=== Source information ===

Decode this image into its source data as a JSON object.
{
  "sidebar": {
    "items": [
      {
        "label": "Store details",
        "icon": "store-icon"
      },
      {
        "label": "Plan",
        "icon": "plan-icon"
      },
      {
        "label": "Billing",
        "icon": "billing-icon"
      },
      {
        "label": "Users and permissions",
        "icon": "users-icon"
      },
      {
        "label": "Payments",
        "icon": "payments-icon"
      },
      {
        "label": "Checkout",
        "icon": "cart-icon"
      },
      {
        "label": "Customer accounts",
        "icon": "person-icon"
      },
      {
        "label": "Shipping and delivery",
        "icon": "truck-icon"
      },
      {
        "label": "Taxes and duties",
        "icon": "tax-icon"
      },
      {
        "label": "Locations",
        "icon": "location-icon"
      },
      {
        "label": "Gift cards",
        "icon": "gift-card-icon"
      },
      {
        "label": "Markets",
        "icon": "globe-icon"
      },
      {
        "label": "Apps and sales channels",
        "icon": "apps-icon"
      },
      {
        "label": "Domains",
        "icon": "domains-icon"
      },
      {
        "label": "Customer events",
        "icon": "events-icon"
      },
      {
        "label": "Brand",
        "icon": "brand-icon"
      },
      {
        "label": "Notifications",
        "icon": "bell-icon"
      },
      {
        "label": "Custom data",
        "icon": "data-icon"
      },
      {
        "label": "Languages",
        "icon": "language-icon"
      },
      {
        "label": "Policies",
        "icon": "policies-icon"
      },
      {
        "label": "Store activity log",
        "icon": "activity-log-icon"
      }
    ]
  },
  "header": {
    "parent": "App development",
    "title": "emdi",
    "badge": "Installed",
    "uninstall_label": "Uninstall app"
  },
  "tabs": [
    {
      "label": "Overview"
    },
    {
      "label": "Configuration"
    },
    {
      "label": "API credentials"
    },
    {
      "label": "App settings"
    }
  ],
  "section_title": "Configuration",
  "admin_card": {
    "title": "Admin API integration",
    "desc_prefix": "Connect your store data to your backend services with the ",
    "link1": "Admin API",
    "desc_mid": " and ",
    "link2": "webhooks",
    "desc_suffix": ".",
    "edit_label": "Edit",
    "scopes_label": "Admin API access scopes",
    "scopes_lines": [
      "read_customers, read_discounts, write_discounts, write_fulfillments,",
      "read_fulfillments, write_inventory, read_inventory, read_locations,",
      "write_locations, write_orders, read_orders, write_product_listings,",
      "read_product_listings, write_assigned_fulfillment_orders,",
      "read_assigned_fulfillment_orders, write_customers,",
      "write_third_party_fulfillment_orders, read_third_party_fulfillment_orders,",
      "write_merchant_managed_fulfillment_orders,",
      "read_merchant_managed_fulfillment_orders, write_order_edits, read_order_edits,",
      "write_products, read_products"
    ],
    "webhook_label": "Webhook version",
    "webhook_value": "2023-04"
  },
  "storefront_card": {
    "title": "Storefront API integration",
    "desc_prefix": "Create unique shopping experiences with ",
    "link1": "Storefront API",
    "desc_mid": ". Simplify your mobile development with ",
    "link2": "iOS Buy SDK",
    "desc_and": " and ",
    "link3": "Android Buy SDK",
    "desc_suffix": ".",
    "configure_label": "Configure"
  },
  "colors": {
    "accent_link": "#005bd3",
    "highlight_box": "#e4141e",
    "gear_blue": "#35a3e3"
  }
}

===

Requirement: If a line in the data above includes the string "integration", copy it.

Task result:
    "title": "Admin API integration",
    "title": "Storefront API integration",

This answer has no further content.